%%
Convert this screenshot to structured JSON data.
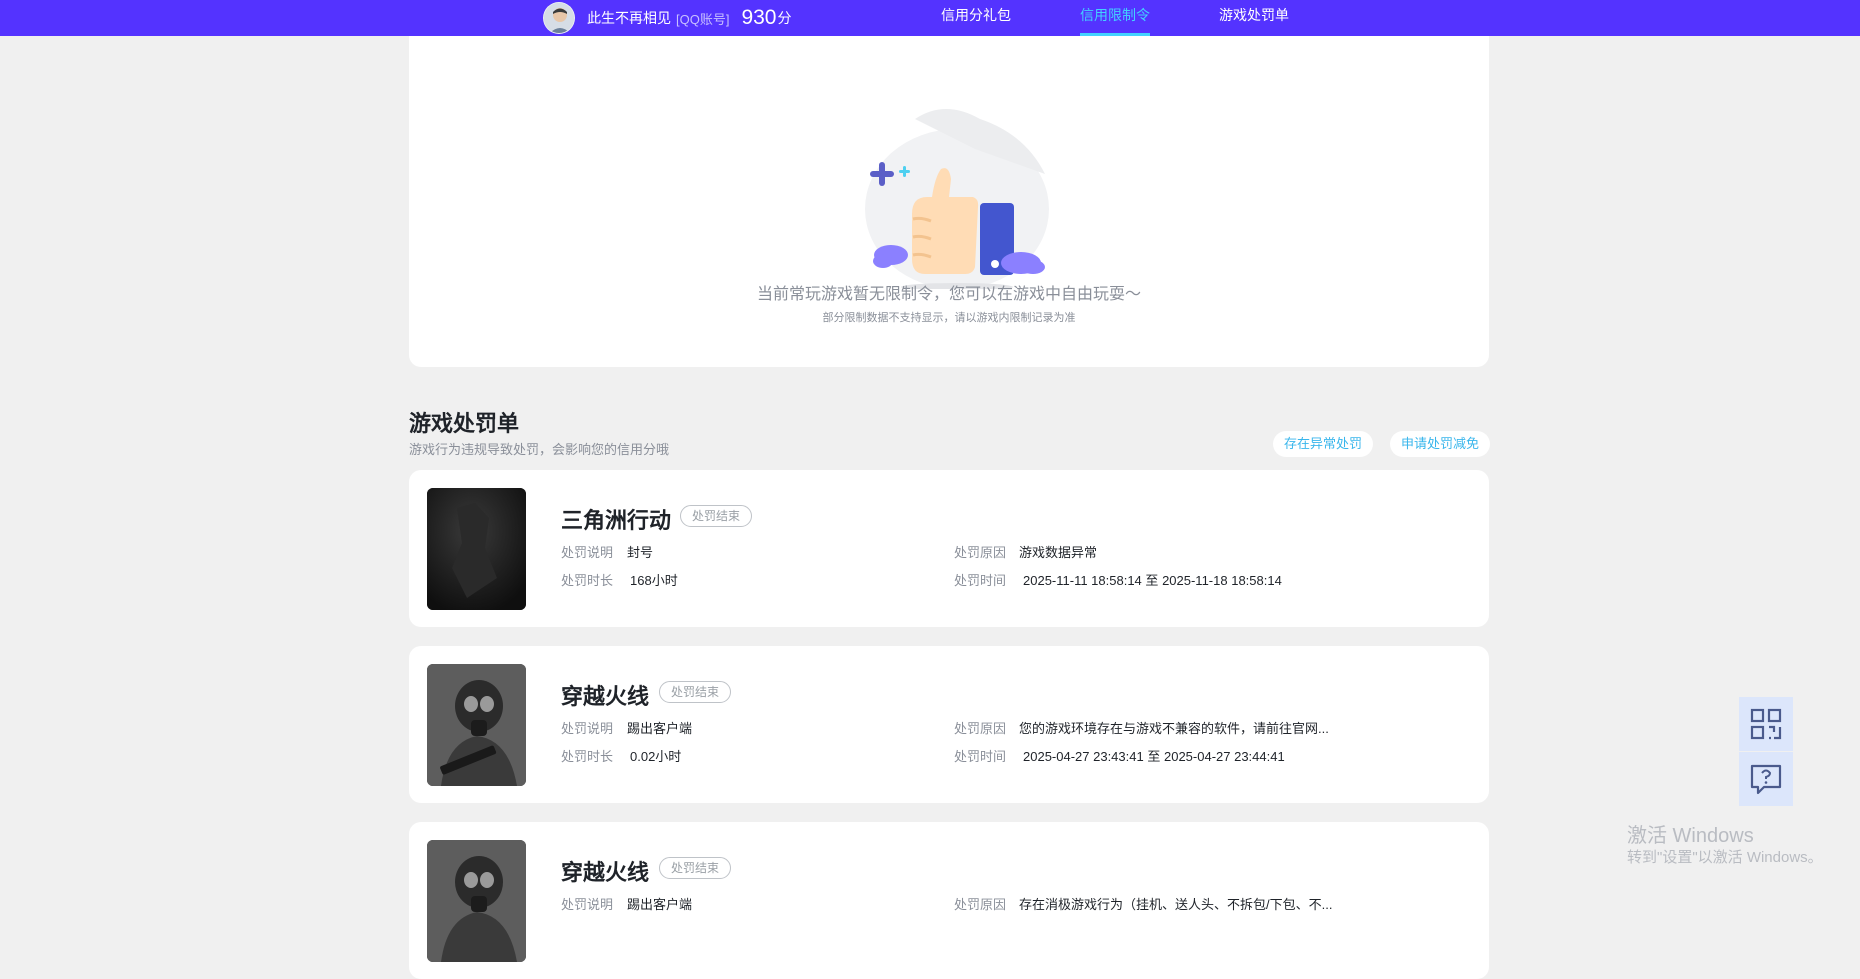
{
  "header": {
    "username": "此生不再相见",
    "account_type": "[QQ账号]",
    "score": "930",
    "score_unit": "分",
    "nav": [
      "信用分礼包",
      "信用限制令",
      "游戏处罚单"
    ],
    "active_nav": "信用限制令"
  },
  "restriction": {
    "empty_title": "当前常玩游戏暂无限制令，您可以在游戏中自由玩耍～",
    "empty_note": "部分限制数据不支持显示，请以游戏内限制记录为准"
  },
  "penalties": {
    "title": "游戏处罚单",
    "description": "游戏行为违规导致处罚，会影响您的信用分哦",
    "btn_abnormal": "存在异常处罚",
    "btn_reduce": "申请处罚减免",
    "labels": {
      "desc": "处罚说明",
      "duration": "处罚时长",
      "reason": "处罚原因",
      "time": "处罚时间"
    },
    "items": [
      {
        "game": "三角洲行动",
        "status": "处罚结束",
        "desc": "封号",
        "duration": "168小时",
        "reason": "游戏数据异常",
        "start": "2025-11-11 18:58:14",
        "sep": "至",
        "end": "2025-11-18 18:58:14"
      },
      {
        "game": "穿越火线",
        "status": "处罚结束",
        "desc": "踢出客户端",
        "duration": "0.02小时",
        "reason": "您的游戏环境存在与游戏不兼容的软件，请前往官网...",
        "start": "2025-04-27 23:43:41",
        "sep": "至",
        "end": "2025-04-27 23:44:41"
      },
      {
        "game": "穿越火线",
        "status": "处罚结束",
        "desc": "踢出客户端",
        "reason": "存在消极游戏行为（挂机、送人头、不拆包/下包、不..."
      }
    ]
  },
  "floating": {
    "icons": [
      "qrcode-icon",
      "help-chat-icon"
    ]
  },
  "watermark": {
    "line1": "激活 Windows",
    "line2": "转到\"设置\"以激活 Windows。"
  },
  "colors": {
    "topbar": "#5433ff",
    "active_nav": "#42d2ff",
    "link": "#39b6ec",
    "page_bg": "#f0f0f0"
  }
}
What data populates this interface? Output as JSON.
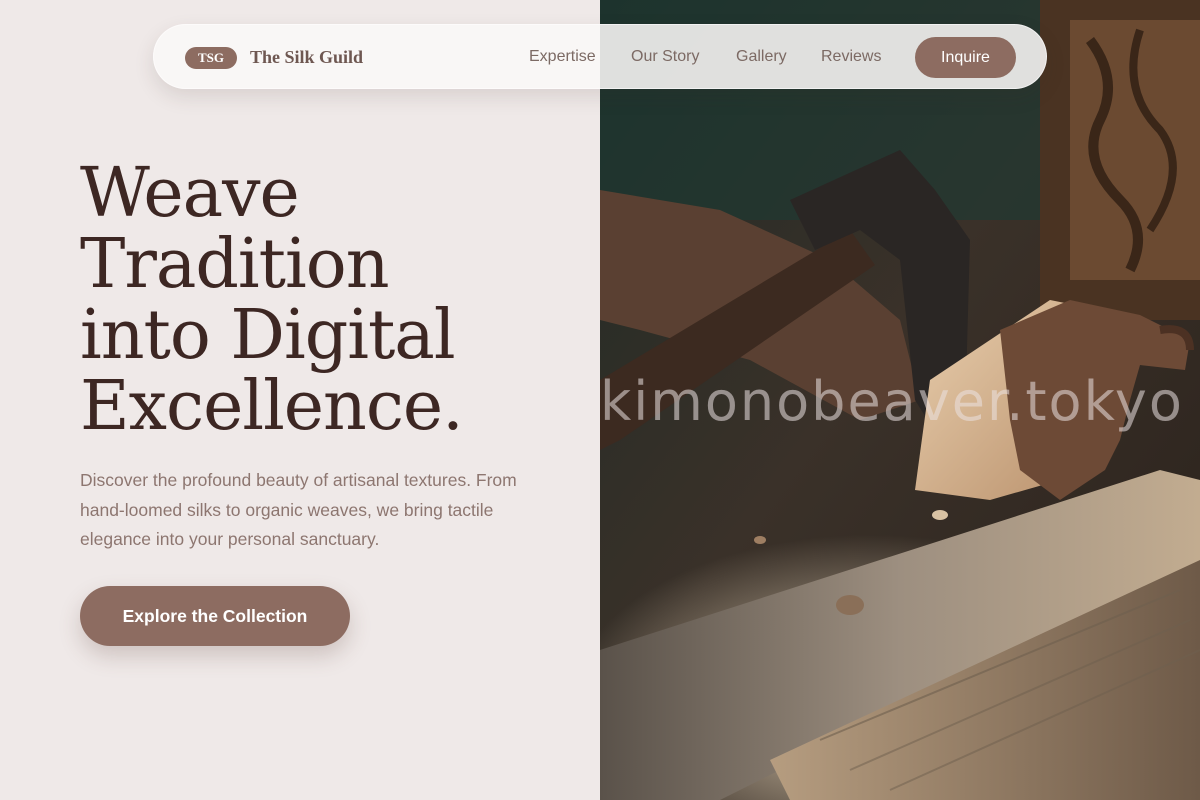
{
  "nav": {
    "badge": "TSG",
    "brand": "The Silk Guild",
    "links": [
      "Expertise",
      "Our Story",
      "Gallery",
      "Reviews"
    ],
    "cta": "Inquire"
  },
  "hero": {
    "title_lines": [
      "Weave",
      "Tradition",
      "into Digital",
      "Excellence."
    ],
    "subtitle": "Discover the profound beauty of artisanal textures. From hand-loomed silks to organic weaves, we bring tactile elegance into your personal sanctuary.",
    "cta": "Explore the Collection"
  },
  "photo": {
    "subject": "artisan carving wood with an adze",
    "watermark": "kimonobeaver.tokyo"
  },
  "colors": {
    "background": "#efe9e8",
    "accent": "#8d6c61",
    "heading": "#3d2723",
    "body_text": "#8d7670",
    "nav_text": "#7c6a64"
  }
}
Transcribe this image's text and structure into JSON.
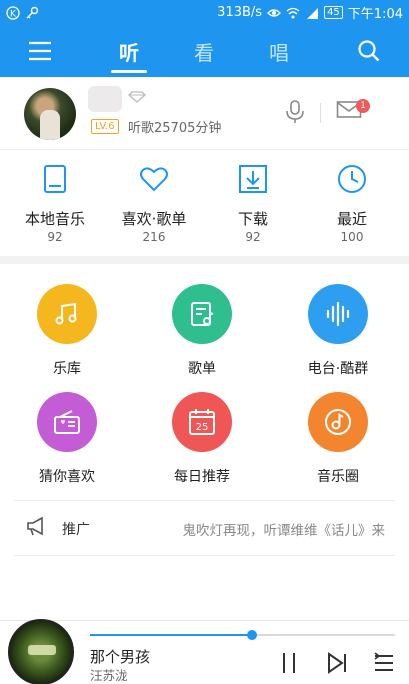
{
  "status_bar": {
    "speed": "313B/s",
    "battery": "45",
    "time": "下午1:04"
  },
  "nav": {
    "tabs": [
      {
        "label": "听",
        "active": true
      },
      {
        "label": "看",
        "active": false
      },
      {
        "label": "唱",
        "active": false
      }
    ],
    "menu_icon": "menu-icon",
    "search_icon": "search-icon"
  },
  "profile": {
    "level": "LV.6",
    "listen_time": "听歌25705分钟",
    "mail_badge": "1"
  },
  "quick_entries": [
    {
      "label": "本地音乐",
      "count": "92",
      "icon": "phone-icon"
    },
    {
      "label": "喜欢·歌单",
      "count": "216",
      "icon": "heart-icon"
    },
    {
      "label": "下载",
      "count": "92",
      "icon": "download-icon"
    },
    {
      "label": "最近",
      "count": "100",
      "icon": "clock-icon"
    }
  ],
  "features": [
    {
      "label": "乐库",
      "color": "#f4b81e",
      "icon": "music-note-icon"
    },
    {
      "label": "歌单",
      "color": "#2fbf8e",
      "icon": "playlist-icon"
    },
    {
      "label": "电台·酷群",
      "color": "#2e9ff0",
      "icon": "soundwave-icon"
    },
    {
      "label": "猜你喜欢",
      "color": "#c45cd6",
      "icon": "radio-icon"
    },
    {
      "label": "每日推荐",
      "color": "#ef5655",
      "icon": "calendar-icon"
    },
    {
      "label": "音乐圈",
      "color": "#f3852e",
      "icon": "music-circle-icon"
    }
  ],
  "calendar_day": "25",
  "promo": {
    "tag": "推广",
    "text": "鬼吹灯再现，听谭维维《话儿》来"
  },
  "player": {
    "song": "那个男孩",
    "artist": "汪苏泷",
    "progress": 0.53
  },
  "colors": {
    "accent": "#1e96f0"
  }
}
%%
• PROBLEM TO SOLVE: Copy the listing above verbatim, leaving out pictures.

• EXERCISE ANSWER:
Convert this screenshot to structured JSON data.
{
  "header": {
    "username": "此生不再相见",
    "account_type": "[QQ账号]",
    "score": "930",
    "score_unit": "分",
    "nav": [
      "信用分礼包",
      "信用限制令",
      "游戏处罚单"
    ],
    "active_nav": "信用限制令"
  },
  "restriction": {
    "empty_title": "当前常玩游戏暂无限制令，您可以在游戏中自由玩耍～",
    "empty_note": "部分限制数据不支持显示，请以游戏内限制记录为准"
  },
  "penalties": {
    "title": "游戏处罚单",
    "description": "游戏行为违规导致处罚，会影响您的信用分哦",
    "btn_abnormal": "存在异常处罚",
    "btn_reduce": "申请处罚减免",
    "labels": {
      "desc": "处罚说明",
      "duration": "处罚时长",
      "reason": "处罚原因",
      "time": "处罚时间"
    },
    "items": [
      {
        "game": "三角洲行动",
        "status": "处罚结束",
        "desc": "封号",
        "duration": "168小时",
        "reason": "游戏数据异常",
        "start": "2025-11-11 18:58:14",
        "sep": "至",
        "end": "2025-11-18 18:58:14"
      },
      {
        "game": "穿越火线",
        "status": "处罚结束",
        "desc": "踢出客户端",
        "duration": "0.02小时",
        "reason": "您的游戏环境存在与游戏不兼容的软件，请前往官网...",
        "start": "2025-04-27 23:43:41",
        "sep": "至",
        "end": "2025-04-27 23:44:41"
      },
      {
        "game": "穿越火线",
        "status": "处罚结束",
        "desc": "踢出客户端",
        "reason": "存在消极游戏行为（挂机、送人头、不拆包/下包、不..."
      }
    ]
  },
  "floating": {
    "icons": [
      "qrcode-icon",
      "help-chat-icon"
    ]
  },
  "watermark": {
    "line1": "激活 Windows",
    "line2": "转到\"设置\"以激活 Windows。"
  },
  "colors": {
    "topbar": "#5433ff",
    "active_nav": "#42d2ff",
    "link": "#39b6ec",
    "page_bg": "#f0f0f0"
  }
}
What data populates this interface? Output as JSON.
{
  "nav": {
    "badge": "TSG",
    "brand": "The Silk Guild",
    "links": [
      "Expertise",
      "Our Story",
      "Gallery",
      "Reviews"
    ],
    "cta": "Inquire"
  },
  "hero": {
    "title_lines": [
      "Weave",
      "Tradition",
      "into Digital",
      "Excellence."
    ],
    "subtitle": "Discover the profound beauty of artisanal textures. From hand-loomed silks to organic weaves, we bring tactile elegance into your personal sanctuary.",
    "cta": "Explore the Collection"
  },
  "photo": {
    "subject": "artisan carving wood with an adze",
    "watermark": "kimonobeaver.tokyo"
  },
  "colors": {
    "background": "#efe9e8",
    "accent": "#8d6c61",
    "heading": "#3d2723",
    "body_text": "#8d7670",
    "nav_text": "#7c6a64"
  }
}
Transcribe this image's text and structure into JSON.
{
  "status_bar": {
    "speed": "313B/s",
    "battery": "45",
    "time": "下午1:04"
  },
  "nav": {
    "tabs": [
      {
        "label": "听",
        "active": true
      },
      {
        "label": "看",
        "active": false
      },
      {
        "label": "唱",
        "active": false
      }
    ],
    "menu_icon": "menu-icon",
    "search_icon": "search-icon"
  },
  "profile": {
    "level": "LV.6",
    "listen_time": "听歌25705分钟",
    "mail_badge": "1"
  },
  "quick_entries": [
    {
      "label": "本地音乐",
      "count": "92",
      "icon": "phone-icon"
    },
    {
      "label": "喜欢·歌单",
      "count": "216",
      "icon": "heart-icon"
    },
    {
      "label": "下载",
      "count": "92",
      "icon": "download-icon"
    },
    {
      "label": "最近",
      "count": "100",
      "icon": "clock-icon"
    }
  ],
  "features": [
    {
      "label": "乐库",
      "color": "#f4b81e",
      "icon": "music-note-icon"
    },
    {
      "label": "歌单",
      "color": "#2fbf8e",
      "icon": "playlist-icon"
    },
    {
      "label": "电台·酷群",
      "color": "#2e9ff0",
      "icon": "soundwave-icon"
    },
    {
      "label": "猜你喜欢",
      "color": "#c45cd6",
      "icon": "radio-icon"
    },
    {
      "label": "每日推荐",
      "color": "#ef5655",
      "icon": "calendar-icon"
    },
    {
      "label": "音乐圈",
      "color": "#f3852e",
      "icon": "music-circle-icon"
    }
  ],
  "calendar_day": "25",
  "promo": {
    "tag": "推广",
    "text": "鬼吹灯再现，听谭维维《话儿》来"
  },
  "player": {
    "song": "那个男孩",
    "artist": "汪苏泷",
    "progress": 0.53
  },
  "colors": {
    "accent": "#1e96f0"
  }
}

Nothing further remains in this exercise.